Remember, each Wednesday, I respond to a question posed by a student. Please submit one or more if you would like. A student asks below:
If you were to introduce a few must-read books/papers in the field of health care management/policy, what were those be? What are the journals you frequently read and find useful?
This is hard to answer honestly and not sound really arrogant. I have yet to read any books in the health care management field that are worth reading through in their entirety. By the way, this is true of management books in general. It is my experience that management books have a germ of a good idea or one or two creative thoughts. You can get the main point by reading the introduction or maybe the first chapter. After that, they are extremely repetitive and often poorly edited.
My theory is that the people who write management books who are professors in business school need to produce a document that looks scholarly enough for them to get academic "credit". Or they are former business leaders or management consultants who need to produce a book with enough physical heft to charge a high price. Both types of people load up their books with tons of case studies or examples from various situations, all of which are designed to prove their underlying thesis. They seldom give examples that are counter to their stated premise or point of view and then have the rigor and discipline to present a persuasive argument that their thesis is correct nonetheless.
So, if you are looking for interesting observations about health care management, avoid the books and look for the shorter version in articles in the Harvard Business Review or the other management magazines. Read the New York Times and the Wall Street Journal to find stories of national interest regarding health care economics and policy. Your local newspaper may have some, too. Here in Boston, we are fortunate to have a newspaper, the Boston Globe, that has devoted significant reportorial resources to health care. They often provide perspectives on broader issues, but based on local examples. Finally, the Economist magazine often has good articles and offers the advantage of a global perspective. Their stories are usually very well researched and concisely written.

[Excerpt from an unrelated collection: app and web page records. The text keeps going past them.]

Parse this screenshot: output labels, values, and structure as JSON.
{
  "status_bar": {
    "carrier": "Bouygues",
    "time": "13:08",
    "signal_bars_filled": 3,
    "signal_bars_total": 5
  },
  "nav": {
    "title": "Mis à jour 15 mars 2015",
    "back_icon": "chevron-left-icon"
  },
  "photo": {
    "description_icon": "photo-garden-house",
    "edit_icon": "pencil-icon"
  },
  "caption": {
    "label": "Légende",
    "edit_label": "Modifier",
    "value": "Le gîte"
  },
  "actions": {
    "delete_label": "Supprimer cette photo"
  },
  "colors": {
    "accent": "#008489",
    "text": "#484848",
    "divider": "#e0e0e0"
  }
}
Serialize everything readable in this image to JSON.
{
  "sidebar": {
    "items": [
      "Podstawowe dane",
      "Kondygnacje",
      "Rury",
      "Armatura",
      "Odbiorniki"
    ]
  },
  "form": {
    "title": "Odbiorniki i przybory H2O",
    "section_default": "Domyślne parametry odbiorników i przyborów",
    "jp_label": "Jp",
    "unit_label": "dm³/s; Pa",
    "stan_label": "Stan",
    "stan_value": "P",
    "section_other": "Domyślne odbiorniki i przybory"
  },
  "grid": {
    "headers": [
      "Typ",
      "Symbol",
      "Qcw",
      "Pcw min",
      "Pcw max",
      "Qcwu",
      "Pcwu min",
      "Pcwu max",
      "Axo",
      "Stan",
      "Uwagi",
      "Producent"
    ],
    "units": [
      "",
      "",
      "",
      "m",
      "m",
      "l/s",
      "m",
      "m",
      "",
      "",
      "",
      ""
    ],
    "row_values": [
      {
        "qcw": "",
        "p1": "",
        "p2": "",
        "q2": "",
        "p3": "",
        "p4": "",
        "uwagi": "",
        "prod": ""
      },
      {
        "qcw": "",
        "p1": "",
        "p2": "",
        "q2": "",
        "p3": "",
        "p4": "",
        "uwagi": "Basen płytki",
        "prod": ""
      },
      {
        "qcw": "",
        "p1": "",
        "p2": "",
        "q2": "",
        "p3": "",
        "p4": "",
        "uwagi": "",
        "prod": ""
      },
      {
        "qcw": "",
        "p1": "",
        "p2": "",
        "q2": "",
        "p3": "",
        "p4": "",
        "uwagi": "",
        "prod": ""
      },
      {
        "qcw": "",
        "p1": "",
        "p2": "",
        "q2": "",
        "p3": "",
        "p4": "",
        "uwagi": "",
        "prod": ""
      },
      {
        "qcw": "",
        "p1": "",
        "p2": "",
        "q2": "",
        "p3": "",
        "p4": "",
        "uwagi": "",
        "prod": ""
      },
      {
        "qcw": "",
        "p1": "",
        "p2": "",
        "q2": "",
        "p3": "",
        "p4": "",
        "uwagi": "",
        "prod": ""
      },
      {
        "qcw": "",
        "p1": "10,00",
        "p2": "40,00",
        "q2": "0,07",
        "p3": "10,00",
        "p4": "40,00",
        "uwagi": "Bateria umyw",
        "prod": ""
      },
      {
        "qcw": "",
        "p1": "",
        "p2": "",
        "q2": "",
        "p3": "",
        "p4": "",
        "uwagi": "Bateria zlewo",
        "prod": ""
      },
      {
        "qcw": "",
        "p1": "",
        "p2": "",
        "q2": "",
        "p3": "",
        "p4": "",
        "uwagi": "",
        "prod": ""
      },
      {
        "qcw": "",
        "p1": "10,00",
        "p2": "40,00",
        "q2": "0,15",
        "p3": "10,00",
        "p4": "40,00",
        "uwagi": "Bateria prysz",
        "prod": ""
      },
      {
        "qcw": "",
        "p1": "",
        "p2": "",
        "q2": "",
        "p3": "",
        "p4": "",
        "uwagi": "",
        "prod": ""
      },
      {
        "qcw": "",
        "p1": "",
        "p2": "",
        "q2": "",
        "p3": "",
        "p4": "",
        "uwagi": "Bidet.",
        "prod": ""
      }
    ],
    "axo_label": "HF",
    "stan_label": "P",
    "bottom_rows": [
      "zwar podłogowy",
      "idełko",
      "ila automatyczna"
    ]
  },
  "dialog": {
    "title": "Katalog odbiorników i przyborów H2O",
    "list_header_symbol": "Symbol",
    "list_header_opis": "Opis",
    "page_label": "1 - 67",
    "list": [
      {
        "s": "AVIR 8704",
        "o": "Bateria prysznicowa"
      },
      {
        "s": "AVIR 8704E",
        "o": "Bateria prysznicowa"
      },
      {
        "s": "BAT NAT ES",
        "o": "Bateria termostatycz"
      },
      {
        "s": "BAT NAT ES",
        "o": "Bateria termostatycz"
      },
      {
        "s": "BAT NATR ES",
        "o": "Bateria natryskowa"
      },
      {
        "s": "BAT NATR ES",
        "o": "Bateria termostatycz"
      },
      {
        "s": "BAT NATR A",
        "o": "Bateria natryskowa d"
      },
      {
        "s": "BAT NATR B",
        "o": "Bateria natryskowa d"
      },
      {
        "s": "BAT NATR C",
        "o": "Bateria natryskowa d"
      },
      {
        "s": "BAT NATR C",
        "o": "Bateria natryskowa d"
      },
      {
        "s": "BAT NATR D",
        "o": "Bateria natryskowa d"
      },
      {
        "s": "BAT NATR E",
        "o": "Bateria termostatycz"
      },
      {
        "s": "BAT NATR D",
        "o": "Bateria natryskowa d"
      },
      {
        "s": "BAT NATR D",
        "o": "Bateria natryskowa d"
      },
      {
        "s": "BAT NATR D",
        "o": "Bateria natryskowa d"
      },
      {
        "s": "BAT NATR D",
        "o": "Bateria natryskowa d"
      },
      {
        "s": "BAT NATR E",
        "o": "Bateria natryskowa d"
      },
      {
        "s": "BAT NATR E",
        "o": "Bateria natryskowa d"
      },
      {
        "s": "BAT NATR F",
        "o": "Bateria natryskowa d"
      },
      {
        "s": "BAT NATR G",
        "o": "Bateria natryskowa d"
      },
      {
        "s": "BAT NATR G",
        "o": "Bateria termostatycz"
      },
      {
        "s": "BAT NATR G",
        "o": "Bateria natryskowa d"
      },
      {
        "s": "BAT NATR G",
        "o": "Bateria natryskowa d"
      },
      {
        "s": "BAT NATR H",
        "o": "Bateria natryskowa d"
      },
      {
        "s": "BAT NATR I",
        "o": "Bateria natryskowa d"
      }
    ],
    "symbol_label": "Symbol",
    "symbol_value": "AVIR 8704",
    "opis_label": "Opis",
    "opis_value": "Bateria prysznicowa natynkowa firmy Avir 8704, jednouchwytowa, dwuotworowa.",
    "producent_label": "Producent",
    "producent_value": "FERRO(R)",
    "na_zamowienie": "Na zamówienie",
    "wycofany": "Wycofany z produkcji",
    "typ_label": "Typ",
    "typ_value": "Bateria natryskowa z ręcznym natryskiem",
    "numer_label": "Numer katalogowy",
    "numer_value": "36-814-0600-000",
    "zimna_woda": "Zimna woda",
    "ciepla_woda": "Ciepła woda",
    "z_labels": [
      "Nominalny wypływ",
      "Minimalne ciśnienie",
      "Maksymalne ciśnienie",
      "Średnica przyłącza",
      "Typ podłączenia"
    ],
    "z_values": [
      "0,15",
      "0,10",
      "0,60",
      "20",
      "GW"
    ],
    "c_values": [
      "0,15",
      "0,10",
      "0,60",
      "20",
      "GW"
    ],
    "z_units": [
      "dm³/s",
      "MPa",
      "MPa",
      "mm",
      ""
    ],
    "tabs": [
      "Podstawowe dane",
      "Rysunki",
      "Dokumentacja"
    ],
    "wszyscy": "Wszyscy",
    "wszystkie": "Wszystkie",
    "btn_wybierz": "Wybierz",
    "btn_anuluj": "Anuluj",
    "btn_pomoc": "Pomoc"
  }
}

Among medical journals, JAMA and the New England Journal of Medicine will often have thoughtful articles about management and policy issues, usually written by and from the point of view of doctors.
Suggestions for our student from others out there?